Authorities said the men contributed from S$60 ($45) to S$1,360 ($1,000) to fund attacks in their homeland in the name of Islamic State in Bangladesh. It was Singapore’s first case of terrorism financing.
“The amounts were significant relative to the salaries of the accused persons,” said the prosecutor, who did not give his name for security reasons.
The sentences would send a “strong message that every and all terrorism financing will be dealt with”, he said.
The four were among eight Bangladeshi men detained under the Internal Security Act in April for planning attacks in their home country. The colonial-era law allows suspects to be held for lengthy periods without trial.

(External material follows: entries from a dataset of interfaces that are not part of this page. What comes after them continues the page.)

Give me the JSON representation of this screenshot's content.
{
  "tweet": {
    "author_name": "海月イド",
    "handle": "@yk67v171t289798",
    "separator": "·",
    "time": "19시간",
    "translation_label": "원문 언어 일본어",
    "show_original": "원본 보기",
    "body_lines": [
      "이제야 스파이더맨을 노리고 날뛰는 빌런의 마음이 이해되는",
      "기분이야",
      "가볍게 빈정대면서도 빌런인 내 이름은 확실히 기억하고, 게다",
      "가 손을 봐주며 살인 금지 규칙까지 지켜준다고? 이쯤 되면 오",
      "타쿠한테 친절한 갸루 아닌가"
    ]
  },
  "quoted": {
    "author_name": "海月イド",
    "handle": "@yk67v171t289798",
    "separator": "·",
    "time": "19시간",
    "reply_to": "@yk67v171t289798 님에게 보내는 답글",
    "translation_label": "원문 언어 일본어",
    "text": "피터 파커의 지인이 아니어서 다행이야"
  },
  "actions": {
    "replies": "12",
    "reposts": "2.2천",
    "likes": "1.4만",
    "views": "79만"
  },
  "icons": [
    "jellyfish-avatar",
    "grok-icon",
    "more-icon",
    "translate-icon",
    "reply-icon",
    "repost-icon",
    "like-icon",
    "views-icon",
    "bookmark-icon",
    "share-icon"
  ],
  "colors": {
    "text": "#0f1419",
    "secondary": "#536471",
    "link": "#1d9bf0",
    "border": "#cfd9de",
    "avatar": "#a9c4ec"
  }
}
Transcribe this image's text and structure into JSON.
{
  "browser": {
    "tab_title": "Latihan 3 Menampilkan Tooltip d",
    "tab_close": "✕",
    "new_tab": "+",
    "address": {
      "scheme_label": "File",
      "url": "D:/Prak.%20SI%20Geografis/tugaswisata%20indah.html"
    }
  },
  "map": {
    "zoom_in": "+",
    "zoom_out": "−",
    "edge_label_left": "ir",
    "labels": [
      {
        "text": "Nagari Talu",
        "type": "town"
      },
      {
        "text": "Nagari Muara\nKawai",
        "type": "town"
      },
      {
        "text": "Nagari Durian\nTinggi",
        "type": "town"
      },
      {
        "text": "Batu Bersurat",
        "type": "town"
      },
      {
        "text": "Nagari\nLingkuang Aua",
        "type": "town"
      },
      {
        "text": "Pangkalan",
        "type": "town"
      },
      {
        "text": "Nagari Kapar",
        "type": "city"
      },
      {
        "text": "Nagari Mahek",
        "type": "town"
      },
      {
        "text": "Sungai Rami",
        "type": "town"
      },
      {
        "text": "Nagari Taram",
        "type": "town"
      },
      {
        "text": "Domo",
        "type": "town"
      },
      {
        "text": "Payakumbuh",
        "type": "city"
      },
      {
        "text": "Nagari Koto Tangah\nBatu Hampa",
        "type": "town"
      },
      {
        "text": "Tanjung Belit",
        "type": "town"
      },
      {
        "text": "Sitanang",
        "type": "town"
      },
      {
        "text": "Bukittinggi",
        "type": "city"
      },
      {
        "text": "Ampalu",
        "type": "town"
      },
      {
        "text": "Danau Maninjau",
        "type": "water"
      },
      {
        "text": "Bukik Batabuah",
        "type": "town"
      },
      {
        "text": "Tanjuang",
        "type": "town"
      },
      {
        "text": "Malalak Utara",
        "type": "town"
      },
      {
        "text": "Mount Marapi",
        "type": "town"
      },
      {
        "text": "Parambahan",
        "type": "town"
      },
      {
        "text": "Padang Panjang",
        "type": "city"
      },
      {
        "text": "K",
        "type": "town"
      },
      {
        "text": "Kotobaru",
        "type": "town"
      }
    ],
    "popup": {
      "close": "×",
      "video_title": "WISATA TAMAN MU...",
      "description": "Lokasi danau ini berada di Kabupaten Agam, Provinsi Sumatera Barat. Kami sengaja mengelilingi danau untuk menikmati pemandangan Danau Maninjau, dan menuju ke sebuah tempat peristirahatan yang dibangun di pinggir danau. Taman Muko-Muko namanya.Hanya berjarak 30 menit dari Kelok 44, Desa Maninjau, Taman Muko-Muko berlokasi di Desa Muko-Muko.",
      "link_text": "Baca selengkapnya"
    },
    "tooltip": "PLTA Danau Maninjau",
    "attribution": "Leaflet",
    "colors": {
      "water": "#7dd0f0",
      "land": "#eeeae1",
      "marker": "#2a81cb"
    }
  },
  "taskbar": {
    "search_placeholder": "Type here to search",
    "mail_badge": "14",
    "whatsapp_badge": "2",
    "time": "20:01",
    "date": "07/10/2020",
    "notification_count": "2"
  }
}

The group’s leader, Rahman Mizanur, 31, a draftsman earning S$1,800 ($1,300) a month, was jailed for five years.
“I wanted to learn my religion but they show me the wrong way, the wrong activities,” Mizanur said in court. “My intentions were wrong ... I’m very remorseful.”
Two others were jailed for two and a half years and the fourth for two years.
Bangladesh, a deeply religious but mostly moderate Muslim-majority country of 160 million people, has faced a series of militant attacks over the past year, the most serious on July 1 when gunmen stormed a cafe in the capital, Dhaka, and killed 20 people, most of them foreigners.
Wealthy, multi-ethnic Singapore, has not faced any successful militant attacks in decades. There were no indications the men had planned to carry out attacks in Singapore.
Most Bangladeshis in Singapore are low-skilled and employed in construction and shipping.
Of the other four Bangladeshis detained in April, two who have yet to face trial pleaded not guilty when charged, saying they were unaware where their money was going.
The remaining two have yet to be charged and remain in detention. No other details have been given.
Singapore authorities said the eight men, aged 26-34, plotted attacks in parks where they shared radical propaganda and videos.
Five other Bangladeshis who came to the attention of authorities attention during the investigation were sent home in April and arrested upon their return. Bangladesh police said they were being investigated for connections to the Ansarullah Bangla Team militant group.
Islamic State claimed the July 1 cafe attack in Dhaka but the government said domestic militants were responsible.
(Refiles to fix spelling in penultimate paragraph)
Reporting by Fathin Ungku; Editing by Robert Birsel